Prompt: Which lines in the records below contain the word "label"? Copy each of them.

Extracted material section start

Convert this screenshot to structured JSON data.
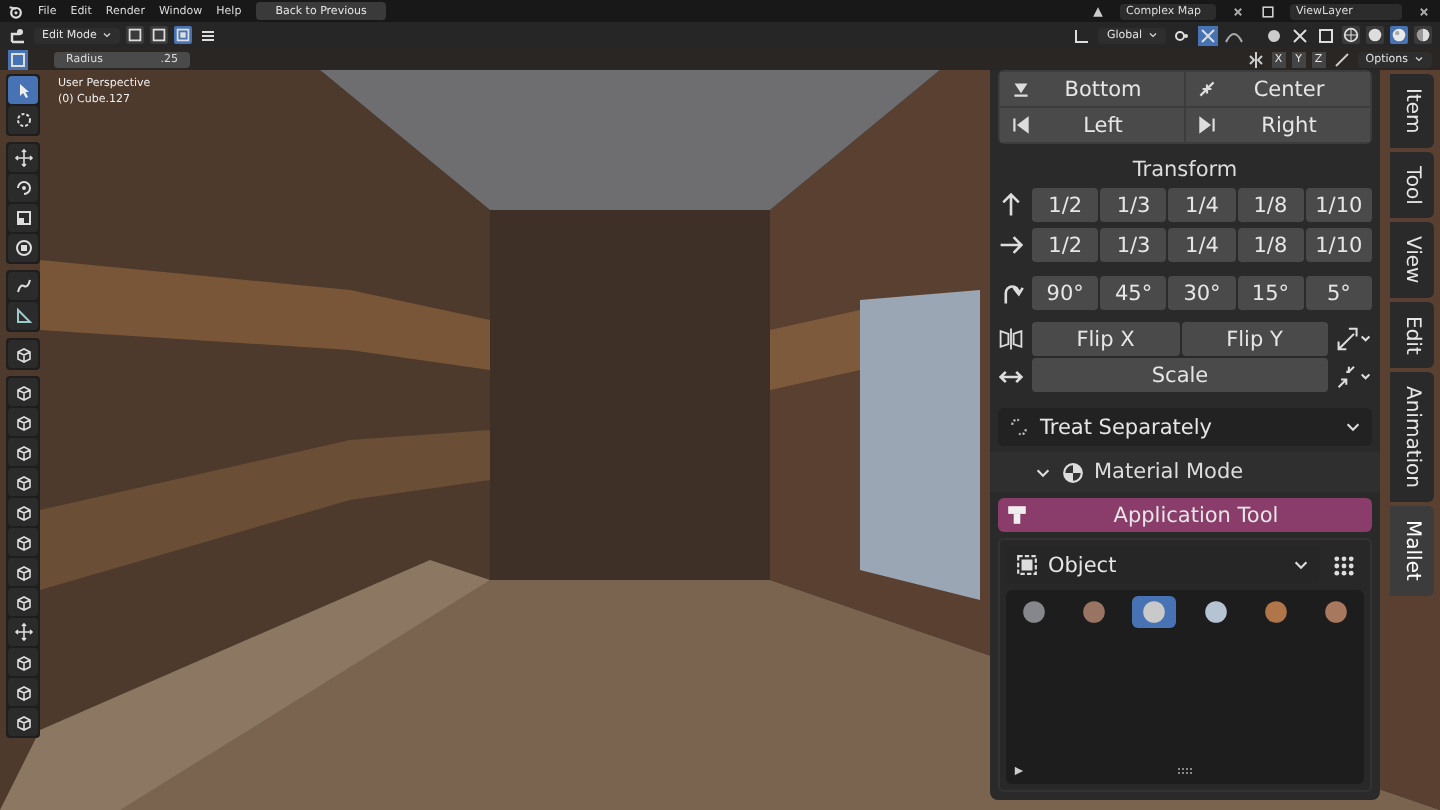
{
  "menu_bar": {
    "menus": [
      "File",
      "Edit",
      "Render",
      "Window",
      "Help"
    ],
    "back_button": "Back to Previous",
    "scene": "Complex Map",
    "view_layer": "ViewLayer"
  },
  "header": {
    "mode": "Edit Mode",
    "select_modes": [
      {
        "kind": "vertex",
        "selected": false
      },
      {
        "kind": "edge",
        "selected": false
      },
      {
        "kind": "face",
        "selected": true
      }
    ],
    "orientation": "Global",
    "snap_on": true,
    "shading_modes": [
      {
        "kind": "wireframe",
        "selected": false
      },
      {
        "kind": "solid",
        "selected": false
      },
      {
        "kind": "material",
        "selected": true
      },
      {
        "kind": "rendered",
        "selected": false
      }
    ]
  },
  "tool_settings": {
    "label": "Radius",
    "value": ".25",
    "mirror_axes": [
      "X",
      "Y",
      "Z"
    ],
    "options": "Options"
  },
  "viewport": {
    "view_name": "User Perspective",
    "object": "(0) Cube.127"
  },
  "toolbar": {
    "groups": [
      [
        {
          "kind": "select",
          "selected": true
        },
        {
          "kind": "cursor",
          "selected": false
        }
      ],
      [
        {
          "kind": "move",
          "selected": false
        },
        {
          "kind": "rotate",
          "selected": false
        },
        {
          "kind": "scale",
          "selected": false
        },
        {
          "kind": "transform",
          "selected": false
        }
      ],
      [
        {
          "kind": "annotate",
          "selected": false
        },
        {
          "kind": "measure",
          "selected": false
        }
      ],
      [
        {
          "kind": "cube",
          "selected": false
        }
      ],
      [
        {
          "kind": "cube",
          "selected": false
        },
        {
          "kind": "cube",
          "selected": false
        },
        {
          "kind": "cube",
          "selected": false
        },
        {
          "kind": "cube",
          "selected": false
        },
        {
          "kind": "cube",
          "selected": false
        },
        {
          "kind": "cube",
          "selected": false
        },
        {
          "kind": "cube",
          "selected": false
        },
        {
          "kind": "cube",
          "selected": false
        },
        {
          "kind": "move",
          "selected": false
        },
        {
          "kind": "cube",
          "selected": false
        },
        {
          "kind": "cube",
          "selected": false
        },
        {
          "kind": "cube",
          "selected": false
        }
      ]
    ]
  },
  "sidebar": {
    "align_buttons": [
      {
        "kind": "bottom",
        "label": "Bottom"
      },
      {
        "kind": "center",
        "label": "Center"
      },
      {
        "kind": "left",
        "label": "Left"
      },
      {
        "kind": "right",
        "label": "Right"
      }
    ],
    "transform": {
      "title": "Transform",
      "rows": [
        {
          "kind": "up",
          "values": [
            "1/2",
            "1/3",
            "1/4",
            "1/8",
            "1/10"
          ]
        },
        {
          "kind": "right",
          "values": [
            "1/2",
            "1/3",
            "1/4",
            "1/8",
            "1/10"
          ]
        },
        {
          "kind": "rotate",
          "values": [
            "90°",
            "45°",
            "30°",
            "15°",
            "5°"
          ]
        }
      ],
      "flip_buttons": [
        "Flip X",
        "Flip Y"
      ],
      "scale_button": "Scale"
    },
    "treat_dropdown": "Treat Separately",
    "material_mode": {
      "title": "Material Mode",
      "expanded": true
    },
    "application_tool": "Application Tool",
    "object_dropdown": "Object",
    "materials": [
      {
        "color": "#85878c",
        "selected": false
      },
      {
        "color": "#9a7462",
        "selected": false
      },
      {
        "color": "#c9c9c9",
        "selected": true
      },
      {
        "color": "#b5c3d2",
        "selected": false
      },
      {
        "color": "#b07548",
        "selected": false
      },
      {
        "color": "#a8785e",
        "selected": false
      }
    ]
  },
  "tabs": [
    {
      "label": "Item",
      "selected": false
    },
    {
      "label": "Tool",
      "selected": false
    },
    {
      "label": "View",
      "selected": false
    },
    {
      "label": "Edit",
      "selected": false
    },
    {
      "label": "Animation",
      "selected": false
    },
    {
      "label": "Mallet",
      "selected": true
    }
  ]
}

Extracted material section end

Written solution:
    "label": "Radius",
        "label": "Bottom"
        "label": "Center"
        "label": "Left"
        "label": "Right"
      "label": "Item",
      "label": "Tool",
      "label": "View",
      "label": "Edit",
      "label": "Animation",
      "label": "Mallet",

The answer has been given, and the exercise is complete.